Uncertainty Quantification Methods for Complex Mechanics Models

Paul Constantine, Colorado School of Mines
Alireza Doostan, University of Colorado Boulder

Uncertainty quantification (UQ) is essential for assessing the predictive capabilities of complex computer simulations. UQ provides metrics to study the relationship between imprecisely prescribed model inputs and the model’s predictions. A model with quantified uncertainty produces not a single prediction but a set of possible predictions with associated probabilities, where each prediction in the set corresponds to a feasible model input.

If running the simulation is expensive for a given input, then evaluating all feasible model inputs is impractical---particularly when the number of parameters describing the inputs is large. The effort needed to exhaustively explore high-dimensional spaces scales exponentially with the dimension (i.e., the number of input parameters). One workaround is to identify exploitable structure---such as smoothness, sparsity, or convexity---that enables efficient characterization of the relationship between inputs and predictions.

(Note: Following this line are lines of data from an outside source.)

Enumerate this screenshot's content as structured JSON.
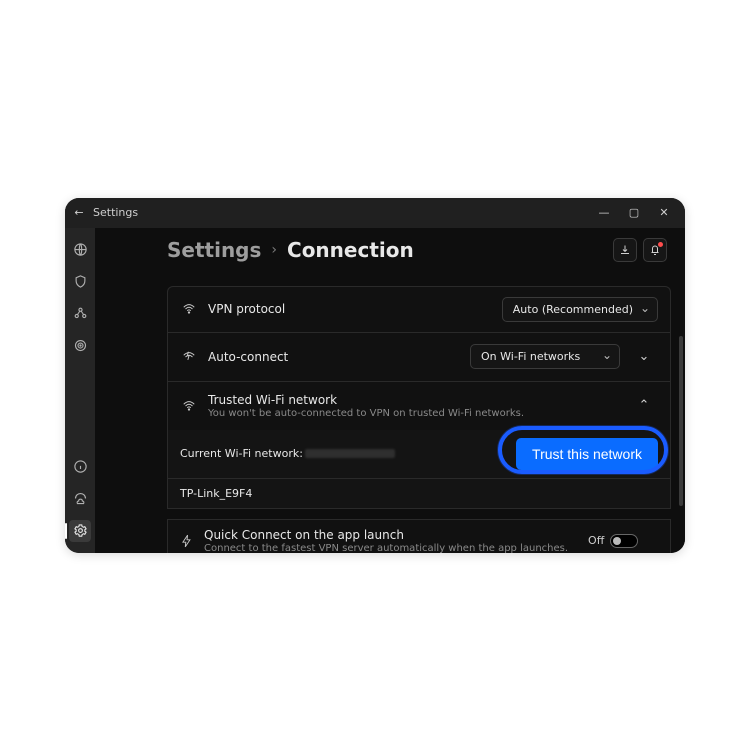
{
  "window": {
    "app_title": "Settings",
    "back_glyph": "←",
    "minimize_glyph": "—",
    "maximize_glyph": "▢",
    "close_glyph": "✕"
  },
  "sidebar": {
    "top_icons": [
      "globe-icon",
      "shield-icon",
      "pair-icon",
      "target-icon"
    ],
    "bottom_icons": [
      "info-icon",
      "security-icon",
      "gear-icon"
    ],
    "active": "gear-icon"
  },
  "header": {
    "breadcrumb_root": "Settings",
    "breadcrumb_separator": "›",
    "breadcrumb_page": "Connection",
    "download_glyph": "⬇",
    "bell_glyph": "⤴"
  },
  "rows": {
    "vpn_protocol": {
      "label": "VPN protocol",
      "select_value": "Auto (Recommended)"
    },
    "auto_connect": {
      "label": "Auto-connect",
      "select_value": "On Wi-Fi networks",
      "chevron": "⌄"
    },
    "trusted": {
      "label": "Trusted Wi-Fi network",
      "sub": "You won't be auto-connected to VPN on trusted Wi-Fi networks.",
      "chevron": "⌃"
    },
    "current_network": {
      "label": "Current Wi-Fi network:",
      "value_obscured": true,
      "trust_button": "Trust this network"
    },
    "trusted_list": [
      "TP-Link_E9F4"
    ],
    "quick_connect": {
      "label": "Quick Connect on the app launch",
      "sub": "Connect to the fastest VPN server automatically when the app launches.",
      "toggle_value": "Off"
    }
  },
  "highlight": {
    "target": "trust-network-button"
  }
}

Participants in this minisymposium will present state-of-the-art algorithms for quantifying uncertainty in complex simulations. We will address challenges from expensive simulations with sophisticated techniques in surrogate and reduced order modeling. We will propose novel methods for constructing response surfaces in high dimensions by exploiting structure in the map from inputs to predictions. We will also apply these techniques to complex computational mechanics models to demonstrate the viability and value of uncertainty quantification for real-world problems.